- What the exercise asks: Whenever a line below includes the string "NIST", show it.

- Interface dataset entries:
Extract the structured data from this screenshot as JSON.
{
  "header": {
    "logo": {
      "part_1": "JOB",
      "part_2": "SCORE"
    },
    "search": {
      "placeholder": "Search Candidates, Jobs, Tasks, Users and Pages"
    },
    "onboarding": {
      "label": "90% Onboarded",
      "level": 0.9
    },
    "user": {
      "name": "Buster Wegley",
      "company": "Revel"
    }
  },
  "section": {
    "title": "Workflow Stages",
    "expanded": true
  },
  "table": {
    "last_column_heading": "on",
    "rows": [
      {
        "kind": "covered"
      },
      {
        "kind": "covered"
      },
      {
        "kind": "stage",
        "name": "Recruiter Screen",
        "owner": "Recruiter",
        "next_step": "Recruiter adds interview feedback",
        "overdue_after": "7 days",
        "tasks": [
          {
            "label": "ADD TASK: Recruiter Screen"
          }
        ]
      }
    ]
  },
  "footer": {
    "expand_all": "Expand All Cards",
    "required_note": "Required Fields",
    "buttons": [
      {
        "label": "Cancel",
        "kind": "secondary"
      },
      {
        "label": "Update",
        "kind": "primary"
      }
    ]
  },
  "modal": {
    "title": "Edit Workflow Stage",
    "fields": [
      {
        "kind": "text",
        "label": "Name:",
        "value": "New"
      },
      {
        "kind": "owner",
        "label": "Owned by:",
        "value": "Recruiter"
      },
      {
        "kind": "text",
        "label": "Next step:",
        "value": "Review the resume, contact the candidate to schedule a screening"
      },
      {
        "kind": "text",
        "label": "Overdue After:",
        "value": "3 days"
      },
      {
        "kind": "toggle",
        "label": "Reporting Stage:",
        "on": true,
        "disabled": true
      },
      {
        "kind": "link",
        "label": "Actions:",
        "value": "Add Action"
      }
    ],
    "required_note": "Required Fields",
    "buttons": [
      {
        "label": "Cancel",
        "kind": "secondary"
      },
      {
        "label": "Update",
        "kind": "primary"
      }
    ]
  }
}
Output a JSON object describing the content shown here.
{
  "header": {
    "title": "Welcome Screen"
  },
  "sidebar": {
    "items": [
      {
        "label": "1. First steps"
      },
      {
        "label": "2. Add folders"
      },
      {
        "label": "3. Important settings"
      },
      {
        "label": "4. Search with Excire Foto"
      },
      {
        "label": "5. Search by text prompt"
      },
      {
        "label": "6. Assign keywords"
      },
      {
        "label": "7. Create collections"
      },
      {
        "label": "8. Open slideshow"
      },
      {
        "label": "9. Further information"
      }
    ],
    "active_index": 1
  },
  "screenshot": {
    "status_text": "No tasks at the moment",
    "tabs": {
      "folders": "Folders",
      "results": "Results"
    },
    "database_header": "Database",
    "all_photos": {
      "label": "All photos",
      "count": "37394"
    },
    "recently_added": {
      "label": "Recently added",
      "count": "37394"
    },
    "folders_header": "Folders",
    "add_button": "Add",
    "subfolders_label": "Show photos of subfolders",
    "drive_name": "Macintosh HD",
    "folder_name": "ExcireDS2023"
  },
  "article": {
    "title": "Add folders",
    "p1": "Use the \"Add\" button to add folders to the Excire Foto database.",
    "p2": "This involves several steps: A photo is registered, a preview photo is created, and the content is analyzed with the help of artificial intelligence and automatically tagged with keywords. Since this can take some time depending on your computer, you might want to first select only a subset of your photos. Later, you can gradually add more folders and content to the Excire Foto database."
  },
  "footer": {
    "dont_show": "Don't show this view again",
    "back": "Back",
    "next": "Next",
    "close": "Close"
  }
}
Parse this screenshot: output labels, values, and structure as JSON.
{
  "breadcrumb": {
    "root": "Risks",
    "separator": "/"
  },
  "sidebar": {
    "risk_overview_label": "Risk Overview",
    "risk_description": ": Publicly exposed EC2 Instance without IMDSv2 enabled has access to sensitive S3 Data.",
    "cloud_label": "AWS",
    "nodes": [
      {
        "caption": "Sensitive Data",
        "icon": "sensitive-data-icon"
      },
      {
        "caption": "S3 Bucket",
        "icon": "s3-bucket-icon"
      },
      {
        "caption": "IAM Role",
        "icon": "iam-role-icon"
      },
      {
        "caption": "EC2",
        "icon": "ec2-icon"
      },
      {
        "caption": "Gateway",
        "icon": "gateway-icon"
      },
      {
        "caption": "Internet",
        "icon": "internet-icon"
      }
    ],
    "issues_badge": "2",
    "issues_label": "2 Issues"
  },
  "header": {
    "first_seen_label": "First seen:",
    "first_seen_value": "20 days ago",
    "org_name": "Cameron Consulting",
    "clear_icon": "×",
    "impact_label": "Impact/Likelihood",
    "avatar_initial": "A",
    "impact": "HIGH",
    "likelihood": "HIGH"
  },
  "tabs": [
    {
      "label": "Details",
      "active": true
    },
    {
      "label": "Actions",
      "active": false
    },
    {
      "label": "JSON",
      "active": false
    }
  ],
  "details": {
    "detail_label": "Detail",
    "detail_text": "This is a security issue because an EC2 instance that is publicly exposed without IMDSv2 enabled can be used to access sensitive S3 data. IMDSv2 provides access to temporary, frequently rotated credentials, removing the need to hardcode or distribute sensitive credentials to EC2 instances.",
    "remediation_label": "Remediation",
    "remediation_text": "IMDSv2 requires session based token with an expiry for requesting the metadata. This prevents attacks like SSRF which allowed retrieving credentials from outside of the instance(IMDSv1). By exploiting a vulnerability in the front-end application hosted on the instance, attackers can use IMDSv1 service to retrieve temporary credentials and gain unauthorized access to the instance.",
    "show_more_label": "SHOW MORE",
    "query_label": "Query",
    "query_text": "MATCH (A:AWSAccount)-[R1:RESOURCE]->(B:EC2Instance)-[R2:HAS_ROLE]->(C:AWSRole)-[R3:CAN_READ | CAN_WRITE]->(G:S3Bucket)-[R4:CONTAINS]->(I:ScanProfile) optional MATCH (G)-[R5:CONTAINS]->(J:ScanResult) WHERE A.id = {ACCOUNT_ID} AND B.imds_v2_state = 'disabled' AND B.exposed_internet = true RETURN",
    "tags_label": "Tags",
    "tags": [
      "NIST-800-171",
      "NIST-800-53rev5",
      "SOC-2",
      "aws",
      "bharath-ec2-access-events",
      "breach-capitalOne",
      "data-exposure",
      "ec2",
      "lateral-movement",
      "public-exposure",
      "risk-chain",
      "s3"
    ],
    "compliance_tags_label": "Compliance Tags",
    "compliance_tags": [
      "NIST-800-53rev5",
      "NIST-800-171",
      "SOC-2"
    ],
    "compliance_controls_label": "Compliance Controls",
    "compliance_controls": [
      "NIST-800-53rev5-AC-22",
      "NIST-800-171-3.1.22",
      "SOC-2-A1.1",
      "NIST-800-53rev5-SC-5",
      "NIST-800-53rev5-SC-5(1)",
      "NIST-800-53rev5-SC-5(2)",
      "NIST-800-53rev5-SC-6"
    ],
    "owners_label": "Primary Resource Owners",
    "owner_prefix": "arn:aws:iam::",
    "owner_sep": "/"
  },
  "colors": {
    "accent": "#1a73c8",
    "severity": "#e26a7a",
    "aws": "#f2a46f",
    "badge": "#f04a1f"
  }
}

- Answer section:
      "NIST-800-171",
      "NIST-800-53rev5",
      "NIST-800-53rev5",
      "NIST-800-171",
      "NIST-800-53rev5-AC-22",
      "NIST-800-171-3.1.22",
      "NIST-800-53rev5-SC-5",
      "NIST-800-53rev5-SC-5(1)",
      "NIST-800-53rev5-SC-5(2)",
      "NIST-800-53rev5-SC-6"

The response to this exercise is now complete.